**What you need to do:**
Make a verbatim copy of all the records.
─── Records for this task
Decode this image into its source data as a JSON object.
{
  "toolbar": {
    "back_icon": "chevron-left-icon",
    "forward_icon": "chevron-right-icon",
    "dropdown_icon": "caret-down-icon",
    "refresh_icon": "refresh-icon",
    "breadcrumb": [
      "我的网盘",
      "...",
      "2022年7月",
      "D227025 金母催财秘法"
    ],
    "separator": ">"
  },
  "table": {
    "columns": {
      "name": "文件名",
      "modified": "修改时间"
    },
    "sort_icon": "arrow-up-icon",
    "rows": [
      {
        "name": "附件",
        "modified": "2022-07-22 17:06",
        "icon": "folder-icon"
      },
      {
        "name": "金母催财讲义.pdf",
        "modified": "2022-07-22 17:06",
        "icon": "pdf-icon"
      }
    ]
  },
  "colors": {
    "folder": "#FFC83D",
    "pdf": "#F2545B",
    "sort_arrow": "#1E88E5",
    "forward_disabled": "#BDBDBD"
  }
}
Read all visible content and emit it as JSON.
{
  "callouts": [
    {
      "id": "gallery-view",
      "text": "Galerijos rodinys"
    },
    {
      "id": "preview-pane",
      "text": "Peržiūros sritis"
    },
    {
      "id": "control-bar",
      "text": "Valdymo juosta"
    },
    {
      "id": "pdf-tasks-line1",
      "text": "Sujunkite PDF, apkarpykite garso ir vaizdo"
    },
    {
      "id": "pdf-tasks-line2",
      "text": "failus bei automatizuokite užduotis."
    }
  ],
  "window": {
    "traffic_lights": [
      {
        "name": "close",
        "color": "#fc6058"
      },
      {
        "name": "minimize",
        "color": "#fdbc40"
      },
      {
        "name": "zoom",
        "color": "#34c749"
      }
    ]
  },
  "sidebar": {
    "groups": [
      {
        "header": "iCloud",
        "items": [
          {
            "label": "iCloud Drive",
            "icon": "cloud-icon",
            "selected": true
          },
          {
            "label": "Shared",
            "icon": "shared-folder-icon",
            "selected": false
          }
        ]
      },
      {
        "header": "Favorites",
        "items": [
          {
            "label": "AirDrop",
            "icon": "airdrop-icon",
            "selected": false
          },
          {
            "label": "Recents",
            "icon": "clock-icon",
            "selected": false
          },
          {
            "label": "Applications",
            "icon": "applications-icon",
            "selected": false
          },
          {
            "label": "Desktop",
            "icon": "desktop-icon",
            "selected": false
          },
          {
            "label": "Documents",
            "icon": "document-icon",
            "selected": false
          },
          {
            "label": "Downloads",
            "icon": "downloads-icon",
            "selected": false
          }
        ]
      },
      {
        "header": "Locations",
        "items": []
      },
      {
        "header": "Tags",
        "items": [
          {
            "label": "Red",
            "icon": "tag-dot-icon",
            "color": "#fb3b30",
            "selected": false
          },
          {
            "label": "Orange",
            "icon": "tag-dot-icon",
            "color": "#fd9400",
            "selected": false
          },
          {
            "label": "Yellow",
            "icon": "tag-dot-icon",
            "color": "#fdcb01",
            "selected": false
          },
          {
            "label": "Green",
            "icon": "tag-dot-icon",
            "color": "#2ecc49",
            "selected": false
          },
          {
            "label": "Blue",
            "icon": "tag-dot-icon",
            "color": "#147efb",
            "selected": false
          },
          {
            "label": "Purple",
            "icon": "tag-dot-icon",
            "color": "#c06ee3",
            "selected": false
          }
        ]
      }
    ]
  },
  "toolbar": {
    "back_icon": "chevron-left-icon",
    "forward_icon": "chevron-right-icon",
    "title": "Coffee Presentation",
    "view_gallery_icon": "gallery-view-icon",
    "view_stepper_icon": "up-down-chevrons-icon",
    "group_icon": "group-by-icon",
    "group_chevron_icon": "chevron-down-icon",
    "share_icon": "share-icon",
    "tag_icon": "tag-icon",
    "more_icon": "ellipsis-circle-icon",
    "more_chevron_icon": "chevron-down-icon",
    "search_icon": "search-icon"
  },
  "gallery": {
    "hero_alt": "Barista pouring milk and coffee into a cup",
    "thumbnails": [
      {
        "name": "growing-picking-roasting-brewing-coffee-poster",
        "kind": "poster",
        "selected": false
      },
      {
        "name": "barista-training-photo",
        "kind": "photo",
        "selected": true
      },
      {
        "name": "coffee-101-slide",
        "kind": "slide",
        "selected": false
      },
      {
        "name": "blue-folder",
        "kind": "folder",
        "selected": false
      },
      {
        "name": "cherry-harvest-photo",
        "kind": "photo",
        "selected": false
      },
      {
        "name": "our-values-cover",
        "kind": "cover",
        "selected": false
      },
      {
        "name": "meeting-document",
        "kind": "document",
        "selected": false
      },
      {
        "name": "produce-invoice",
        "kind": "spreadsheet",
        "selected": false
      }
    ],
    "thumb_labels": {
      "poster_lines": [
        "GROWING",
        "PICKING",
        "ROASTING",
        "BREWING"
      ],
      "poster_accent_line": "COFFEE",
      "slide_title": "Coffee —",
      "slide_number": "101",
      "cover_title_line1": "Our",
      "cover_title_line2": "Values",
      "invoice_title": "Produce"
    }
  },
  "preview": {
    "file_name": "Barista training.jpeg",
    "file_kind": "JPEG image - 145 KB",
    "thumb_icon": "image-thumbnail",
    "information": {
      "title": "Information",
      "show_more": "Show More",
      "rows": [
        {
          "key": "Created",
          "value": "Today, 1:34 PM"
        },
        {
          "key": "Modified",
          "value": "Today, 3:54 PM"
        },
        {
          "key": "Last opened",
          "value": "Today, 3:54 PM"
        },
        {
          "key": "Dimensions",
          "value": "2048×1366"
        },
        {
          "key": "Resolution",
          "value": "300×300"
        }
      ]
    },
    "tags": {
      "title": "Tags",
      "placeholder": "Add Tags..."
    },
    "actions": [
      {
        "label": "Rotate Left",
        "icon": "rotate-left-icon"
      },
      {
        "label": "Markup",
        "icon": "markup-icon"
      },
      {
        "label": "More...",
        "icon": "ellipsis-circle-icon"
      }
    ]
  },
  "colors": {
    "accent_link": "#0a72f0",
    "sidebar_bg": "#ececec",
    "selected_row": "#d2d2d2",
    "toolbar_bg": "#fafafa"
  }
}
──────
**Response below:**
Decode this image into its source data as a JSON object.
{
  "toolbar": {
    "back_icon": "chevron-left-icon",
    "forward_icon": "chevron-right-icon",
    "dropdown_icon": "caret-down-icon",
    "refresh_icon": "refresh-icon",
    "breadcrumb": [
      "我的网盘",
      "...",
      "2022年7月",
      "D227025 金母催财秘法"
    ],
    "separator": ">"
  },
  "table": {
    "columns": {
      "name": "文件名",
      "modified": "修改时间"
    },
    "sort_icon": "arrow-up-icon",
    "rows": [
      {
        "name": "附件",
        "modified": "2022-07-22 17:06",
        "icon": "folder-icon"
      },
      {
        "name": "金母催财讲义.pdf",
        "modified": "2022-07-22 17:06",
        "icon": "pdf-icon"
      }
    ]
  },
  "colors": {
    "folder": "#FFC83D",
    "pdf": "#F2545B",
    "sort_arrow": "#1E88E5",
    "forward_disabled": "#BDBDBD"
  }
}
Read all visible content and emit it as JSON.
{
  "callouts": [
    {
      "id": "gallery-view",
      "text": "Galerijos rodinys"
    },
    {
      "id": "preview-pane",
      "text": "Peržiūros sritis"
    },
    {
      "id": "control-bar",
      "text": "Valdymo juosta"
    },
    {
      "id": "pdf-tasks-line1",
      "text": "Sujunkite PDF, apkarpykite garso ir vaizdo"
    },
    {
      "id": "pdf-tasks-line2",
      "text": "failus bei automatizuokite užduotis."
    }
  ],
  "window": {
    "traffic_lights": [
      {
        "name": "close",
        "color": "#fc6058"
      },
      {
        "name": "minimize",
        "color": "#fdbc40"
      },
      {
        "name": "zoom",
        "color": "#34c749"
      }
    ]
  },
  "sidebar": {
    "groups": [
      {
        "header": "iCloud",
        "items": [
          {
            "label": "iCloud Drive",
            "icon": "cloud-icon",
            "selected": true
          },
          {
            "label": "Shared",
            "icon": "shared-folder-icon",
            "selected": false
          }
        ]
      },
      {
        "header": "Favorites",
        "items": [
          {
            "label": "AirDrop",
            "icon": "airdrop-icon",
            "selected": false
          },
          {
            "label": "Recents",
            "icon": "clock-icon",
            "selected": false
          },
          {
            "label": "Applications",
            "icon": "applications-icon",
            "selected": false
          },
          {
            "label": "Desktop",
            "icon": "desktop-icon",
            "selected": false
          },
          {
            "label": "Documents",
            "icon": "document-icon",
            "selected": false
          },
          {
            "label": "Downloads",
            "icon": "downloads-icon",
            "selected": false
          }
        ]
      },
      {
        "header": "Locations",
        "items": []
      },
      {
        "header": "Tags",
        "items": [
          {
            "label": "Red",
            "icon": "tag-dot-icon",
            "color": "#fb3b30",
            "selected": false
          },
          {
            "label": "Orange",
            "icon": "tag-dot-icon",
            "color": "#fd9400",
            "selected": false
          },
          {
            "label": "Yellow",
            "icon": "tag-dot-icon",
            "color": "#fdcb01",
            "selected": false
          },
          {
            "label": "Green",
            "icon": "tag-dot-icon",
            "color": "#2ecc49",
            "selected": false
          },
          {
            "label": "Blue",
            "icon": "tag-dot-icon",
            "color": "#147efb",
            "selected": false
          },
          {
            "label": "Purple",
            "icon": "tag-dot-icon",
            "color": "#c06ee3",
            "selected": false
          }
        ]
      }
    ]
  },
  "toolbar": {
    "back_icon": "chevron-left-icon",
    "forward_icon": "chevron-right-icon",
    "title": "Coffee Presentation",
    "view_gallery_icon": "gallery-view-icon",
    "view_stepper_icon": "up-down-chevrons-icon",
    "group_icon": "group-by-icon",
    "group_chevron_icon": "chevron-down-icon",
    "share_icon": "share-icon",
    "tag_icon": "tag-icon",
    "more_icon": "ellipsis-circle-icon",
    "more_chevron_icon": "chevron-down-icon",
    "search_icon": "search-icon"
  },
  "gallery": {
    "hero_alt": "Barista pouring milk and coffee into a cup",
    "thumbnails": [
      {
        "name": "growing-picking-roasting-brewing-coffee-poster",
        "kind": "poster",
        "selected": false
      },
      {
        "name": "barista-training-photo",
        "kind": "photo",
        "selected": true
      },
      {
        "name": "coffee-101-slide",
        "kind": "slide",
        "selected": false
      },
      {
        "name": "blue-folder",
        "kind": "folder",
        "selected": false
      },
      {
        "name": "cherry-harvest-photo",
        "kind": "photo",
        "selected": false
      },
      {
        "name": "our-values-cover",
        "kind": "cover",
        "selected": false
      },
      {
        "name": "meeting-document",
        "kind": "document",
        "selected": false
      },
      {
        "name": "produce-invoice",
        "kind": "spreadsheet",
        "selected": false
      }
    ],
    "thumb_labels": {
      "poster_lines": [
        "GROWING",
        "PICKING",
        "ROASTING",
        "BREWING"
      ],
      "poster_accent_line": "COFFEE",
      "slide_title": "Coffee —",
      "slide_number": "101",
      "cover_title_line1": "Our",
      "cover_title_line2": "Values",
      "invoice_title": "Produce"
    }
  },
  "preview": {
    "file_name": "Barista training.jpeg",
    "file_kind": "JPEG image - 145 KB",
    "thumb_icon": "image-thumbnail",
    "information": {
      "title": "Information",
      "show_more": "Show More",
      "rows": [
        {
          "key": "Created",
          "value": "Today, 1:34 PM"
        },
        {
          "key": "Modified",
          "value": "Today, 3:54 PM"
        },
        {
          "key": "Last opened",
          "value": "Today, 3:54 PM"
        },
        {
          "key": "Dimensions",
          "value": "2048×1366"
        },
        {
          "key": "Resolution",
          "value": "300×300"
        }
      ]
    },
    "tags": {
      "title": "Tags",
      "placeholder": "Add Tags..."
    },
    "actions": [
      {
        "label": "Rotate Left",
        "icon": "rotate-left-icon"
      },
      {
        "label": "Markup",
        "icon": "markup-icon"
      },
      {
        "label": "More...",
        "icon": "ellipsis-circle-icon"
      }
    ]
  },
  "colors": {
    "accent_link": "#0a72f0",
    "sidebar_bg": "#ececec",
    "selected_row": "#d2d2d2",
    "toolbar_bg": "#fafafa"
  }
}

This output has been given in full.